The records sit below this line. Repeat all of them exactly.
(MATERIAL FOR THIS TASK begins)
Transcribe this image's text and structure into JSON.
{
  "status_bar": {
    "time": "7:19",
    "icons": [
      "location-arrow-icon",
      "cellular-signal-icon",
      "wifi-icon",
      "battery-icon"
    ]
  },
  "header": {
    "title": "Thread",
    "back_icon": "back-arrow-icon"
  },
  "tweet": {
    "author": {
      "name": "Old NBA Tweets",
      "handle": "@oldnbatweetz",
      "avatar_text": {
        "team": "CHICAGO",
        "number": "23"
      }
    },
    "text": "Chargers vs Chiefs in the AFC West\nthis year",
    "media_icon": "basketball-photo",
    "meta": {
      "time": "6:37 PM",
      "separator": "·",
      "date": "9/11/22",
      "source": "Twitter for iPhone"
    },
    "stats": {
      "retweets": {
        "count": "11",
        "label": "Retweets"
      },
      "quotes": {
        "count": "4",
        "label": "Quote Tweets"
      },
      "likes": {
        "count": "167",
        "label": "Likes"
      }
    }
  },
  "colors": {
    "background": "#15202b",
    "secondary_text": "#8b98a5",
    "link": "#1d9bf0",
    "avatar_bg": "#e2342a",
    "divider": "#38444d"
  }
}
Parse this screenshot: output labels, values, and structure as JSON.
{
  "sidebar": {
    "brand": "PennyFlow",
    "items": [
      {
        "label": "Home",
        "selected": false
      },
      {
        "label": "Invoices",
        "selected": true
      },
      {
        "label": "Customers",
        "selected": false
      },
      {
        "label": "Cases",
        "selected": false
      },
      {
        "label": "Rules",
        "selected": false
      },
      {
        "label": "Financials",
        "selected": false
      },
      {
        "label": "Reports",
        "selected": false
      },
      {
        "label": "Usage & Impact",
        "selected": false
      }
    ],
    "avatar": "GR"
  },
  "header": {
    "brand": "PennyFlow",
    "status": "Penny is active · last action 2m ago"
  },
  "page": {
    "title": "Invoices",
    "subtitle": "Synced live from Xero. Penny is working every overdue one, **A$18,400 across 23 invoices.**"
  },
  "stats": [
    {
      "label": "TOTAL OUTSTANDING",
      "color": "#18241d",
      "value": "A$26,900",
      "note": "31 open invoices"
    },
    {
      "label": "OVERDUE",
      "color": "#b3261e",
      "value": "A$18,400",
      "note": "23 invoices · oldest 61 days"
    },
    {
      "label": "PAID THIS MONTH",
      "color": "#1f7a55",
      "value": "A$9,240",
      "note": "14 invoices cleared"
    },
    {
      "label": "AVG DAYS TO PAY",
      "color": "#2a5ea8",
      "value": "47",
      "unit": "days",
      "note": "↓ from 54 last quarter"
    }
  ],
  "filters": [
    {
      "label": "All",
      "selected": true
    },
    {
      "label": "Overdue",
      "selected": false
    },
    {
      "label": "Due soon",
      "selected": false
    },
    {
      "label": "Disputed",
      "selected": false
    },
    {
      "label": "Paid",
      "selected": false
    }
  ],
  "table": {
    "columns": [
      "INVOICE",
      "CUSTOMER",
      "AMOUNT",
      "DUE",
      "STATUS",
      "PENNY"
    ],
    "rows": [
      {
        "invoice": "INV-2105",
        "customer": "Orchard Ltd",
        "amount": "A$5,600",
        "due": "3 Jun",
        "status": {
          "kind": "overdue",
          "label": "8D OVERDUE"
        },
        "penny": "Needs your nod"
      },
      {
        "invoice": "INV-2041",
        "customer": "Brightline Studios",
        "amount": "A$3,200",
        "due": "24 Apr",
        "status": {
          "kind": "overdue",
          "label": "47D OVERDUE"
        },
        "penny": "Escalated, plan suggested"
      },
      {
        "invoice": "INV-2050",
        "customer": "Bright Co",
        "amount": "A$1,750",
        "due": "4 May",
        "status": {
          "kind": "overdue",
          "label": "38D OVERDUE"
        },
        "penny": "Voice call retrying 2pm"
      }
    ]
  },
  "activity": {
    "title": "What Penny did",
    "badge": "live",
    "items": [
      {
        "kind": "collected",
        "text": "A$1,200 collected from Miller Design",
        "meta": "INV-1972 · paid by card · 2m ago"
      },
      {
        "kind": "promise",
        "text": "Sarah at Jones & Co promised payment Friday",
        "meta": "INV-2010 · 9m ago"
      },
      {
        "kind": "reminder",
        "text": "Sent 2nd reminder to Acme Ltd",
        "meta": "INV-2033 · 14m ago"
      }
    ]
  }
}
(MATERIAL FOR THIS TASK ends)
* ANSWER SECTION
Transcribe this image's text and structure into JSON.
{
  "status_bar": {
    "time": "7:19",
    "icons": [
      "location-arrow-icon",
      "cellular-signal-icon",
      "wifi-icon",
      "battery-icon"
    ]
  },
  "header": {
    "title": "Thread",
    "back_icon": "back-arrow-icon"
  },
  "tweet": {
    "author": {
      "name": "Old NBA Tweets",
      "handle": "@oldnbatweetz",
      "avatar_text": {
        "team": "CHICAGO",
        "number": "23"
      }
    },
    "text": "Chargers vs Chiefs in the AFC West\nthis year",
    "media_icon": "basketball-photo",
    "meta": {
      "time": "6:37 PM",
      "separator": "·",
      "date": "9/11/22",
      "source": "Twitter for iPhone"
    },
    "stats": {
      "retweets": {
        "count": "11",
        "label": "Retweets"
      },
      "quotes": {
        "count": "4",
        "label": "Quote Tweets"
      },
      "likes": {
        "count": "167",
        "label": "Likes"
      }
    }
  },
  "colors": {
    "background": "#15202b",
    "secondary_text": "#8b98a5",
    "link": "#1d9bf0",
    "avatar_bg": "#e2342a",
    "divider": "#38444d"
  }
}
Parse this screenshot: output labels, values, and structure as JSON.
{
  "sidebar": {
    "brand": "PennyFlow",
    "items": [
      {
        "label": "Home",
        "selected": false
      },
      {
        "label": "Invoices",
        "selected": true
      },
      {
        "label": "Customers",
        "selected": false
      },
      {
        "label": "Cases",
        "selected": false
      },
      {
        "label": "Rules",
        "selected": false
      },
      {
        "label": "Financials",
        "selected": false
      },
      {
        "label": "Reports",
        "selected": false
      },
      {
        "label": "Usage & Impact",
        "selected": false
      }
    ],
    "avatar": "GR"
  },
  "header": {
    "brand": "PennyFlow",
    "status": "Penny is active · last action 2m ago"
  },
  "page": {
    "title": "Invoices",
    "subtitle": "Synced live from Xero. Penny is working every overdue one, **A$18,400 across 23 invoices.**"
  },
  "stats": [
    {
      "label": "TOTAL OUTSTANDING",
      "color": "#18241d",
      "value": "A$26,900",
      "note": "31 open invoices"
    },
    {
      "label": "OVERDUE",
      "color": "#b3261e",
      "value": "A$18,400",
      "note": "23 invoices · oldest 61 days"
    },
    {
      "label": "PAID THIS MONTH",
      "color": "#1f7a55",
      "value": "A$9,240",
      "note": "14 invoices cleared"
    },
    {
      "label": "AVG DAYS TO PAY",
      "color": "#2a5ea8",
      "value": "47",
      "unit": "days",
      "note": "↓ from 54 last quarter"
    }
  ],
  "filters": [
    {
      "label": "All",
      "selected": true
    },
    {
      "label": "Overdue",
      "selected": false
    },
    {
      "label": "Due soon",
      "selected": false
    },
    {
      "label": "Disputed",
      "selected": false
    },
    {
      "label": "Paid",
      "selected": false
    }
  ],
  "table": {
    "columns": [
      "INVOICE",
      "CUSTOMER",
      "AMOUNT",
      "DUE",
      "STATUS",
      "PENNY"
    ],
    "rows": [
      {
        "invoice": "INV-2105",
        "customer": "Orchard Ltd",
        "amount": "A$5,600",
        "due": "3 Jun",
        "status": {
          "kind": "overdue",
          "label": "8D OVERDUE"
        },
        "penny": "Needs your nod"
      },
      {
        "invoice": "INV-2041",
        "customer": "Brightline Studios",
        "amount": "A$3,200",
        "due": "24 Apr",
        "status": {
          "kind": "overdue",
          "label": "47D OVERDUE"
        },
        "penny": "Escalated, plan suggested"
      },
      {
        "invoice": "INV-2050",
        "customer": "Bright Co",
        "amount": "A$1,750",
        "due": "4 May",
        "status": {
          "kind": "overdue",
          "label": "38D OVERDUE"
        },
        "penny": "Voice call retrying 2pm"
      }
    ]
  },
  "activity": {
    "title": "What Penny did",
    "badge": "live",
    "items": [
      {
        "kind": "collected",
        "text": "A$1,200 collected from Miller Design",
        "meta": "INV-1972 · paid by card · 2m ago"
      },
      {
        "kind": "promise",
        "text": "Sarah at Jones & Co promised payment Friday",
        "meta": "INV-2010 · 9m ago"
      },
      {
        "kind": "reminder",
        "text": "Sent 2nd reminder to Acme Ltd",
        "meta": "INV-2033 · 14m ago"
      }
    ]
  }
}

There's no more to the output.